Sunday, November 2, 2014

Kelabit Generosity

When you stand at one end of the longhouse at dinner time, you can look down to the other end and see all the fireplaces roasting meats, cooking rice or making different foods.  At meal times, everyone always gathers around the fire to share the food and fill each other in on what has happened during the day or inform each other about changes in the farm.
It's hard to see, but there are two other fireplaces behind the front-most one

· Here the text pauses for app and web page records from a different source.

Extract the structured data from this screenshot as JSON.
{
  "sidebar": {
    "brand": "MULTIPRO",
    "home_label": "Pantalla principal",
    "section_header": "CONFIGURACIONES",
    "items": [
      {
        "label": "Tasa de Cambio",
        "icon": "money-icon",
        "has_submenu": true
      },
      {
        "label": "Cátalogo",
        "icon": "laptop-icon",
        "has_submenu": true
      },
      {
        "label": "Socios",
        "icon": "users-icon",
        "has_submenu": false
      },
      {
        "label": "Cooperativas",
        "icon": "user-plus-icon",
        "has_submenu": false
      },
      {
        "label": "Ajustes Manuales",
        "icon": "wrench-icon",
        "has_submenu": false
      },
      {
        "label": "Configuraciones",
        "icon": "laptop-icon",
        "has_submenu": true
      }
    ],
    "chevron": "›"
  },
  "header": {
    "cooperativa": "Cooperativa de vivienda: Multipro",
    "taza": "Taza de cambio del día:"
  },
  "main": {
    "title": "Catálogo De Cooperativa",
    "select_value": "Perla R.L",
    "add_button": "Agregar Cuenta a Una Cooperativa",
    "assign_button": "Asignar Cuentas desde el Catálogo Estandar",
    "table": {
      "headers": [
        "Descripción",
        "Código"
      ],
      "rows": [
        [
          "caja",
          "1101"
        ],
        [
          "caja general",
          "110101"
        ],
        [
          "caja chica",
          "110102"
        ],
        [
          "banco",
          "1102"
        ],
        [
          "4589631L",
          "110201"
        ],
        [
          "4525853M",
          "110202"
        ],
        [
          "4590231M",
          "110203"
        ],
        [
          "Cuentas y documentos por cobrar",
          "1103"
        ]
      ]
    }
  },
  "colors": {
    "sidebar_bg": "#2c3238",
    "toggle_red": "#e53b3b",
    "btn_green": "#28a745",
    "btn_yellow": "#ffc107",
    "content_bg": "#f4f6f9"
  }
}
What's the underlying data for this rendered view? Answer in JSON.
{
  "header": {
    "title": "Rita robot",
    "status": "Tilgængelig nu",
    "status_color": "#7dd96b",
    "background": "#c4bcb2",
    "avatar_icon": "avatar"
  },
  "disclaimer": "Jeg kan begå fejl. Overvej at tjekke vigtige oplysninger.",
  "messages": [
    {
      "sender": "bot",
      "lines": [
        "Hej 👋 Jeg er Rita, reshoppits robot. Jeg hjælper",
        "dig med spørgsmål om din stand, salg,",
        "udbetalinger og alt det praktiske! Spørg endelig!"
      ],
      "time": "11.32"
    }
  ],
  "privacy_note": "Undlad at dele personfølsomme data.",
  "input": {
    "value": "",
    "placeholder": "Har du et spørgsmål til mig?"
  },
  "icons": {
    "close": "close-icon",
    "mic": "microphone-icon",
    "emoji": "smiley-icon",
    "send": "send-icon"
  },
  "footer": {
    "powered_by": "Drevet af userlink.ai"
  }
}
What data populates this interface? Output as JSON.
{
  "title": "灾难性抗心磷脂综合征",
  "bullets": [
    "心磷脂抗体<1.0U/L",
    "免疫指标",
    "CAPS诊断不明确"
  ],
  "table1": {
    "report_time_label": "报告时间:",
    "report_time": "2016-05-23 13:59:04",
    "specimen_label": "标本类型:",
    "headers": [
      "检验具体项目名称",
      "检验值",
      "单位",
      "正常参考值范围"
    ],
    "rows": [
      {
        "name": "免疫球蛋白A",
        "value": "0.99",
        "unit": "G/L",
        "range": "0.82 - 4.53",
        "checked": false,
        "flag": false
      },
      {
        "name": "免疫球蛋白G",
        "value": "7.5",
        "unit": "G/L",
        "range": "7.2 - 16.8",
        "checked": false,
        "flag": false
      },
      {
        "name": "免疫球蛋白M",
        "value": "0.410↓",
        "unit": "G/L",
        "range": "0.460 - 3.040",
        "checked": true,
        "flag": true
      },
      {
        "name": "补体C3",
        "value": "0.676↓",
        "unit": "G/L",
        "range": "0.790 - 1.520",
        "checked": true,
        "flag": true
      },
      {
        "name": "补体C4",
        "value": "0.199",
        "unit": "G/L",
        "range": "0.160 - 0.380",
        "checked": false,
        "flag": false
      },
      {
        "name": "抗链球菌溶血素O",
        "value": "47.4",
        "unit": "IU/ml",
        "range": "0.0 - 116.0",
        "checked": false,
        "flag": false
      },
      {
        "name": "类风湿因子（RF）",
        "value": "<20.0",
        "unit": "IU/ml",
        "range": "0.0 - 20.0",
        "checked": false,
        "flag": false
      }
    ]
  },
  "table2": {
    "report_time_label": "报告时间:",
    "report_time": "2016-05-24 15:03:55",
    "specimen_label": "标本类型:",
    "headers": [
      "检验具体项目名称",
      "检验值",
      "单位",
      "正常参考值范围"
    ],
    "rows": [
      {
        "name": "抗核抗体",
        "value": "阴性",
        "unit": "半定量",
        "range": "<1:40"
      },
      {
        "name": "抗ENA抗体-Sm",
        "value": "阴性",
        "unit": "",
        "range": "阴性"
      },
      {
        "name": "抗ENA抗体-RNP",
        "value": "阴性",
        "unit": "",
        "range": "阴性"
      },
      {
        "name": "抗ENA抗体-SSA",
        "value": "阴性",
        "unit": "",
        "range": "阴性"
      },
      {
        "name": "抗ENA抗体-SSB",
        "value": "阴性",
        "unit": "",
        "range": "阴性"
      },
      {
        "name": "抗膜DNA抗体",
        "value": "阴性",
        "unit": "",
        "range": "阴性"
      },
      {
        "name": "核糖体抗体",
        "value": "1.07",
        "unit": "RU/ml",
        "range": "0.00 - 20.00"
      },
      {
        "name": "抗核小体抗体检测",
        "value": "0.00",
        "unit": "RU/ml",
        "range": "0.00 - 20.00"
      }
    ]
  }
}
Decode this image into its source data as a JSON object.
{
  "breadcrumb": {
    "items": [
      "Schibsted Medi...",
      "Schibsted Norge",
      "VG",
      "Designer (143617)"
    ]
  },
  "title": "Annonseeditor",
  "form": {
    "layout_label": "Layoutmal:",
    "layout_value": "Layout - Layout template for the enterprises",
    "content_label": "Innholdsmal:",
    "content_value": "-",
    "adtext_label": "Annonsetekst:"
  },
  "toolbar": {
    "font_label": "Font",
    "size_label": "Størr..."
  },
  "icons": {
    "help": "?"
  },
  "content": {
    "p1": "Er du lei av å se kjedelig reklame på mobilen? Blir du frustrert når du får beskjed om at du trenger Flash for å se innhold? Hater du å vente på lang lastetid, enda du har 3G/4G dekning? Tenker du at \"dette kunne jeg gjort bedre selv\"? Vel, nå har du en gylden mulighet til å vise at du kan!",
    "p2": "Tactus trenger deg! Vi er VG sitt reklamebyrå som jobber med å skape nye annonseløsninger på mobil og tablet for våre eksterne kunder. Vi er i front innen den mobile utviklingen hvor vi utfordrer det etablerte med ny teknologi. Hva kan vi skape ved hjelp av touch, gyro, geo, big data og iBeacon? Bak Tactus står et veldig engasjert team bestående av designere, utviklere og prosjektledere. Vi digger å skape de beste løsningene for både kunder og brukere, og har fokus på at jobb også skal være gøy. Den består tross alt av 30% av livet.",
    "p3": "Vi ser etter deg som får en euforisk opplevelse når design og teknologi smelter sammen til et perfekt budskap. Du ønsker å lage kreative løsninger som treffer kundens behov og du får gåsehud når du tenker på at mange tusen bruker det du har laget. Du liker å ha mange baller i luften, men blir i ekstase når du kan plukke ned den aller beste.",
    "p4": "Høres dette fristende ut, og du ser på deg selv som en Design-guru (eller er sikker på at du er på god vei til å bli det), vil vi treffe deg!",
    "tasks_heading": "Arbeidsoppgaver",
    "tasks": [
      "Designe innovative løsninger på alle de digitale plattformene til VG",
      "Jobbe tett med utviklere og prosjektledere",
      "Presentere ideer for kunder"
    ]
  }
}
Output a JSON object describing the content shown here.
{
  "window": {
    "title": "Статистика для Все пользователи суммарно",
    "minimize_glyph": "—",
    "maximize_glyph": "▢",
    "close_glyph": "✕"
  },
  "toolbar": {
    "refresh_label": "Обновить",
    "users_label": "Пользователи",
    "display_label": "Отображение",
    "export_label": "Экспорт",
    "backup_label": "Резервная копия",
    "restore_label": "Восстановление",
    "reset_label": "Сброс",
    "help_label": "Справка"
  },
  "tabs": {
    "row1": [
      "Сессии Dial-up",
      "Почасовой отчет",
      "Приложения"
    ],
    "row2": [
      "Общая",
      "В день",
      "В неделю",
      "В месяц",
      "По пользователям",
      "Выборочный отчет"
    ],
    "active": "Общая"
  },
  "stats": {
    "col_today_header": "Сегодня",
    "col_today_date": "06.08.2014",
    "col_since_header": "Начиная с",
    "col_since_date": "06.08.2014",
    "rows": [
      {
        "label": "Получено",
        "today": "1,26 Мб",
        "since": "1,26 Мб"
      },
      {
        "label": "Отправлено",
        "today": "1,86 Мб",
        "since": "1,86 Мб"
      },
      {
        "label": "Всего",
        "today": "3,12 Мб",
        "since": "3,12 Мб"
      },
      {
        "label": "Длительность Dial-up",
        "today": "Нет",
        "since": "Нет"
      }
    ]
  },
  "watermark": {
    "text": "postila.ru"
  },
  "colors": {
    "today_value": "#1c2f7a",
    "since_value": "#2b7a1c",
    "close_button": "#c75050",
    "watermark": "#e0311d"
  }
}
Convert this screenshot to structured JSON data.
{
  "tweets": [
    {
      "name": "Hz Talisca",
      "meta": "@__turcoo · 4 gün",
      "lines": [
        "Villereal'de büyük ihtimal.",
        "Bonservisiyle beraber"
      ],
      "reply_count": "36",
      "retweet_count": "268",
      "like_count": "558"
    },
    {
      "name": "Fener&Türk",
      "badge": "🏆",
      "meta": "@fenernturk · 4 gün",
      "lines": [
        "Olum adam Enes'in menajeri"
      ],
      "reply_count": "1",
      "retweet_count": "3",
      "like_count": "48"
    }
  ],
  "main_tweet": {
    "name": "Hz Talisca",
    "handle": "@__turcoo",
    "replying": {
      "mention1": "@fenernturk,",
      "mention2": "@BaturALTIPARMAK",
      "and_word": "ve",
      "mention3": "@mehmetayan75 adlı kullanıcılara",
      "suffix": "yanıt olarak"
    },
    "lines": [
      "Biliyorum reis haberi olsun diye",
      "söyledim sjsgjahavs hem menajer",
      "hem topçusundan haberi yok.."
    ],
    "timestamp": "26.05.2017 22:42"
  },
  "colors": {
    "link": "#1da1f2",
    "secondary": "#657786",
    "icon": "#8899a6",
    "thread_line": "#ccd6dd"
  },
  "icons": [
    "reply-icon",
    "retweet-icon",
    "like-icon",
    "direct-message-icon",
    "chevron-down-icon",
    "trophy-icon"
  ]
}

When I was young, I remember all the aunties sharing any food they had with the relative hosting visitors.  Bario Asal is located in the middle of many other villages and so it is a common route to take when traveling to another village.   We used to have a lot of visitors when I was a little girl.  At meal times, the aunties would pass extra nuba’ laya’ or meats to the relative hosting the visitor to make sure they were well taken care of.  I love this about my culture.  This innate behavior is the Kelabit way and is why we are known as “the land of a hundred handshakes.”